• Perhaps in response to Alice Watersgate, President Obama decided to bring his former private chef, Sam Kass, to work with White House chef Cristeta Comerford. Kass is known for his healthy cooking and founded Inevitable Table, a private-chef service that claims it procures produce from local farms.
• Washingtonian Food and wine writer Cynthia Hacinli will chat with Nycci and David Nellis this Sunday at 11 AM on their radio show, Dishing It Out (1500 AM). Hacinli will be talking about our 100 Very Best Restaurants list, available in our February issue.
• Until January 2007, Chef JohnPaul Damato oversaw all three locations of José Andrés’s Jaleo. Damato left to open Mio, only to leave there a month later to go back to Andrés’s restaurant group. A year ago, they broke up a second time, but then they got back together last summer—Damato is now heading the kitchen at the Bethesda Jaleo. Washington City Paper’s Tim Carman paid a visit there this week and couldn’t praise Damato’s cooking enough, calling some of the tapas “ethereal,” “meticulous,” and “feather-soft.”
• DCist reports that Citronelle recently laid off ten employees and will reduce the restaurant’s hours from seven days a week to Tuesday through Saturday.
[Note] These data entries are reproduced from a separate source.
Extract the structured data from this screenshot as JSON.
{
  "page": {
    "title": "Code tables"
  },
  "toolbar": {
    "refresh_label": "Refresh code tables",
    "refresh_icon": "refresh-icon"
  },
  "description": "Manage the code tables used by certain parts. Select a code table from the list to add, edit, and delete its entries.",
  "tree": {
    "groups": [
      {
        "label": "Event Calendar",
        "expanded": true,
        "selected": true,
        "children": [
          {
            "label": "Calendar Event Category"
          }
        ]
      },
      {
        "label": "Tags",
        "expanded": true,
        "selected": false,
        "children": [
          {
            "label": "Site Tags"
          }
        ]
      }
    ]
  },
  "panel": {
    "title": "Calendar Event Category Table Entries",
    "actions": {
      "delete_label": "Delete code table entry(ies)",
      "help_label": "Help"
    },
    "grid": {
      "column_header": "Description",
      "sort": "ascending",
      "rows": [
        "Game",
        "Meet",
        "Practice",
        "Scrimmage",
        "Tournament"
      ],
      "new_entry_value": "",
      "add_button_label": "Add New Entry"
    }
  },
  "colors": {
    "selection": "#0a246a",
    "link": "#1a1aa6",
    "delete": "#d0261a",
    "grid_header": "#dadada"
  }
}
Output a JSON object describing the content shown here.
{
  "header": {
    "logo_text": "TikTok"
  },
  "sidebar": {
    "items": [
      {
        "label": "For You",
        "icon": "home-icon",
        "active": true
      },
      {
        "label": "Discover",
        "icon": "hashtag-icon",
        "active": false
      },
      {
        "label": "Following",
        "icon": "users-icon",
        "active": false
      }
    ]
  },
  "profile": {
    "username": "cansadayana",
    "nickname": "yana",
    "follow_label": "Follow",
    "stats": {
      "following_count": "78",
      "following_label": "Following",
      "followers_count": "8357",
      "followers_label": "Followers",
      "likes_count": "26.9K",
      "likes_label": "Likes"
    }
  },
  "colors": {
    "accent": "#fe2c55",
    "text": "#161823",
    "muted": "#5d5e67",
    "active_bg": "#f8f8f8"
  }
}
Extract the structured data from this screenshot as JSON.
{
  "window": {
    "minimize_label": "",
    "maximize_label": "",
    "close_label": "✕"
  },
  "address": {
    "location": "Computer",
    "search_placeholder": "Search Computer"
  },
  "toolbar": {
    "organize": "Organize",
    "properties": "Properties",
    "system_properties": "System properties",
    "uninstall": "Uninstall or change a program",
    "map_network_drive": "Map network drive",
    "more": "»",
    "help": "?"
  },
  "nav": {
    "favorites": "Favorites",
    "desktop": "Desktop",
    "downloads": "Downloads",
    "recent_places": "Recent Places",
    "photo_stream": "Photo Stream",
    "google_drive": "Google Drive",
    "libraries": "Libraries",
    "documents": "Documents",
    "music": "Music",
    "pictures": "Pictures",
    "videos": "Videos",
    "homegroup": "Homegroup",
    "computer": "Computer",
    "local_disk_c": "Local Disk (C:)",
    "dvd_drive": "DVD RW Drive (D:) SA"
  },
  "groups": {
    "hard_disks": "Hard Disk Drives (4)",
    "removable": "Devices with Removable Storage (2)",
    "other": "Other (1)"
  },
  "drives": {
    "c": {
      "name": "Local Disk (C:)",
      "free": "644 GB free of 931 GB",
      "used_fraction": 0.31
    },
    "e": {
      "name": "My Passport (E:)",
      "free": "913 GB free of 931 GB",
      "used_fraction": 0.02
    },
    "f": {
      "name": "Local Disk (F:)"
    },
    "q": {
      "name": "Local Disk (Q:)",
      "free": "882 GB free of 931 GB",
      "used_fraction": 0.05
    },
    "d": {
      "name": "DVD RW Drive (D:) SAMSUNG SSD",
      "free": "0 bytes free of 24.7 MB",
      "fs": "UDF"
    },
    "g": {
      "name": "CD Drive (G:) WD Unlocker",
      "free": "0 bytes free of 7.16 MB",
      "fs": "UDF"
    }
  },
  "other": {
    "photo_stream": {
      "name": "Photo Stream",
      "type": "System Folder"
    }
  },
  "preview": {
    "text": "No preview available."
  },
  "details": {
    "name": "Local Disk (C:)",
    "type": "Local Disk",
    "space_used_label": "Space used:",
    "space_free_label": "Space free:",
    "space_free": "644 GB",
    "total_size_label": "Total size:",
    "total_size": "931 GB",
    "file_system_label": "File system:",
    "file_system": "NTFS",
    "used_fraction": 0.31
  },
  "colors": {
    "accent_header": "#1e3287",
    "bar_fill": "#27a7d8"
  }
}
There have been lots of rumors that the acclaimed French restaurant from Michel Richard might close, but that’s not the case, at least for now. DCist was unsure when the changes would go into effect.